Adopting a governmentality theoretical stance, governing in a WPR approach encompasses government in the narrow institutional sense, as in the above examples, alongside the full range of agencies and associated knowledges (discourses) that conduct conduct (Bacchi and Goodwin 2016, p. 5). By examining what is proposed, it is possible to grasp what is rendered problematic – what the “problem” is represented to be (Bacchi and Goodwin, p. 16). Hence it becomes possible to “read off” implicit problem representations from specific proposals.
This way of proceeding makes it possible to consider how “problems” are produced as problems of specific kinds within governing practices. There is no need to look outside the policy or other selected text to seek out starting points for analysis; these starting points (problem representations) are locatable within the material chosen for examination (hence the researcher is not imposing a schema upon the material). The argument in WPR is that, since governing takes place through these problem representations, it is important to reflect on where they come from and how they operate to shape “realities”. These tasks are undertaken in subsequent WPR questions (Bacchi WPR CHART).
The focus of analysis in WPR is therefore different from that within critical discourse analysis. The target is not linguistic devices or patterns of communication. Nor is it imposed frames or “problem definitions”. The goal is to tease out deep-seated “ways of thinking” in identified problem representations that play significant roles in how governing takes place. Due to researchers’ immersion within these “ways of thinking”, a practice of self-problematization – examining the problem representations in one’s own proposals – forms a central task in WPR (see Step 7, Chart).

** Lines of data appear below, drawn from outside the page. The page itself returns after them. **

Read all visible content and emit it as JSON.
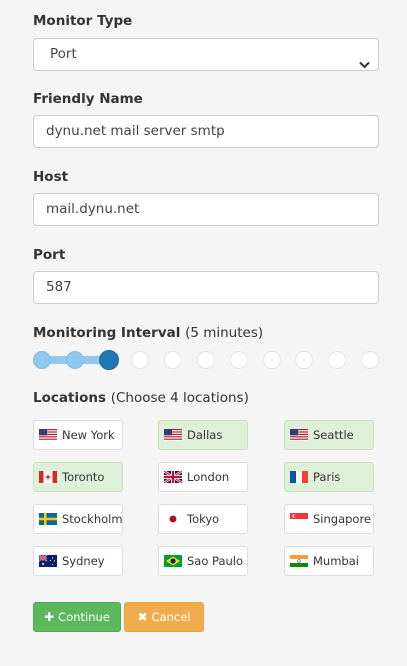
{
  "monitor_type": {
    "label": "Monitor Type",
    "value": "Port"
  },
  "friendly_name": {
    "label": "Friendly Name",
    "value": "dynu.net mail server smtp"
  },
  "host": {
    "label": "Host",
    "value": "mail.dynu.net"
  },
  "port": {
    "label": "Port",
    "value": "587"
  },
  "interval": {
    "label": "Monitoring Interval",
    "note": "(5 minutes)",
    "selected_step": 3,
    "total_steps": 11
  },
  "locations": {
    "label": "Locations",
    "note": "(Choose 4 locations)",
    "items": [
      {
        "name": "New York",
        "flag": "us-flag-icon",
        "selected": false
      },
      {
        "name": "Dallas",
        "flag": "us-flag-icon",
        "selected": true
      },
      {
        "name": "Seattle",
        "flag": "us-flag-icon",
        "selected": true
      },
      {
        "name": "Toronto",
        "flag": "canada-flag-icon",
        "selected": true
      },
      {
        "name": "London",
        "flag": "uk-flag-icon",
        "selected": false
      },
      {
        "name": "Paris",
        "flag": "france-flag-icon",
        "selected": true
      },
      {
        "name": "Stockholm",
        "flag": "sweden-flag-icon",
        "selected": false
      },
      {
        "name": "Tokyo",
        "flag": "japan-flag-icon",
        "selected": false
      },
      {
        "name": "Singapore",
        "flag": "singapore-flag-icon",
        "selected": false
      },
      {
        "name": "Sydney",
        "flag": "australia-flag-icon",
        "selected": false
      },
      {
        "name": "Sao Paulo",
        "flag": "brazil-flag-icon",
        "selected": false
      },
      {
        "name": "Mumbai",
        "flag": "india-flag-icon",
        "selected": false
      }
    ]
  },
  "buttons": {
    "continue": "Continue",
    "cancel": "Cancel"
  },
  "colors": {
    "selected_bg": "#dff0d8",
    "continue": "#5cb85c",
    "cancel": "#f0ad4e",
    "slider": "#1f78b4"
  }
}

Bacchi, C. 1999. Women, Policy and Politics: The construction of policy problems. London: Sage.
Bacchi, C. 2005. Discourse, Discourse Everywhere: Subject “Agency” in Feminist Discourse Methodology. NORA: Nordic Journal of Women’s Studies, 13(3), p. 199. Reproduced in C. Hughes (Ed.) (2012). Researching Gender. Sage Fundamentals of Applied Research Series.
Bacchi, C. 2009. Analysing Policy: What’s the Problem Represented to be? Frenchs Forest, NSW: Pearson Education.
Bacchi, C. 2016. Problematizations in Health Policy: Questioning how “Problems” are Constituted in Policies. Sage Open,April-June: 1-16. DOI: 10.11771/21582440/6653986.
Bacchi, C. (2017). Drug Problematizations and Politics: Deploying a poststructural analytic strategy, Contemporary Drug Problems, 1-12. DOI: 10.1177/009/450917748760.
Bacchi, C. & Bonham, J. 2014. Reclaiming discursive practices as an analytic focus: Political implications. Foucault Studies, 17 (March): 173-192.
Bacchi, C. & Goodwin, S. 2016. Poststructural Policy Analysis: A guide to practice. New York: Palgrave Macmillan.
Fairclough, N. 2010. Critical Discourse Analysis: The critical study of language, 2nd ed. Harlow: Longman.
Foucault, M. (1994) . So is it important to think? In J.D. Faubion, (Ed.), Power: Essential works of Foucault 1954–1984, vol. 3, Hurley, R. and others (trans.). London: Penguin).
Jäger, S. and Maier, F. 2009. Chapter 2: Theoretical and Methodological Aspects of Foucauldian Critical Discourse Analysis and Dispositive Analysis. In R. Wodak and M. Meyer (eds) Methods of critical discourse analysis (2nd ed.). London, England: Sage.